With 13 000 candidates against the slightly less than 2 000 council seats up for grabs in the province for the August local government elections, competition is ‘huge and serious’.
This was said by the KwaZulu-Natal Chief Electoral Officer, Mawethu Mosery while addressing a pre-election roundtable organised by Diakonia Council of Churches, on 21 June.
Though there are so many candidates, Mosery expressed concern at the quality of candidates for elections in the country generally, suggesting that there needs to be some criteria for selecting electoral candidates.
“The quality of the candidates for our elections is not the best that we can get as a country. It is really about who has influence in the party’s nomination process rather than about who is the best candidate. As a country, we need to start debating who qualifies to be elected councillor,” he said.
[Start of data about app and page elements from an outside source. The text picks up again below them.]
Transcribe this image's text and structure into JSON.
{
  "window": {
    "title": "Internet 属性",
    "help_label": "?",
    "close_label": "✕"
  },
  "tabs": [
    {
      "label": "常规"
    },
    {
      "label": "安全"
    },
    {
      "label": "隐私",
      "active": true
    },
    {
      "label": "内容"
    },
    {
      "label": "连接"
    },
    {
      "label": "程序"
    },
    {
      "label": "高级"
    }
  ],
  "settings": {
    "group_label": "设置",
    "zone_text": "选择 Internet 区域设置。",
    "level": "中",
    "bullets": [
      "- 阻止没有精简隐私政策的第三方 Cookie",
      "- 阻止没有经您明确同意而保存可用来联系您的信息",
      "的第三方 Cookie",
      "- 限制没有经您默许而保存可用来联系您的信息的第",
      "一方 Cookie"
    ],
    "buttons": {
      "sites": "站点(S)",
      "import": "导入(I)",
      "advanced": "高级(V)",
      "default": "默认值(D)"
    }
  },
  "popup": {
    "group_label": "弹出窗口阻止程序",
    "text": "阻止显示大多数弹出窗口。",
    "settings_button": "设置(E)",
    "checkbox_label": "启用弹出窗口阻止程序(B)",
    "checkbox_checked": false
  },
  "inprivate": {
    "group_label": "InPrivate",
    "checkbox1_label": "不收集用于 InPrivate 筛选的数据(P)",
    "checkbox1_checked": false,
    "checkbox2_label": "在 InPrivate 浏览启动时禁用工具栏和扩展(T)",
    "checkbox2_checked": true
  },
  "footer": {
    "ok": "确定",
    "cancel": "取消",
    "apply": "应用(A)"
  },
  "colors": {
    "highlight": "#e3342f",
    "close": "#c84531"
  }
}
Against the background of protests that rocked some parts of the province and the country because of dissatisfaction with candidate lists, Mosery said it is critical to ensure that the outcome of the elections is acceptable to all the candidates. He thus appealed to churches and civil society organisations to provide election observers at all polling stations. These, he said, will have access to all voting processes and can determine the legitimacy of the poll and convince the dissatisfied electorate to accept the results.
Mosery also stressed the importance of voter education that encourages people to go out and vote and enables them to make free choices. He lamented the high number of spoilt ballots which he said are often more than the number of votes needed for election into the provincial legislature. Mosery also spoke about the voter turn-out for municipal elections which he said is always a lot lower than that of national and provincial elections.
Speaking on the prospects for peaceful elections in the province, KZN violence monitor, Mary de Haas said the elections are taking place in a context of violence. This context, she said, is intra-party violence in the ANC.
She noted that so far thirteen people have been killed in pre-poll violence and over sixty assassinated during violence relating to Glebelands Hostel. She added that tensions are going to escalate within the ANC as the elections approach and that should be cause for concern.
De Haas said, “We are sitting with a serious threat to democracy. The face of democracy is local government. Local government elections in South Africa are not about ensuring democracy or providing services to those who need them most. Being a councillor is about lining up one’s pockets and dispensing patronage.”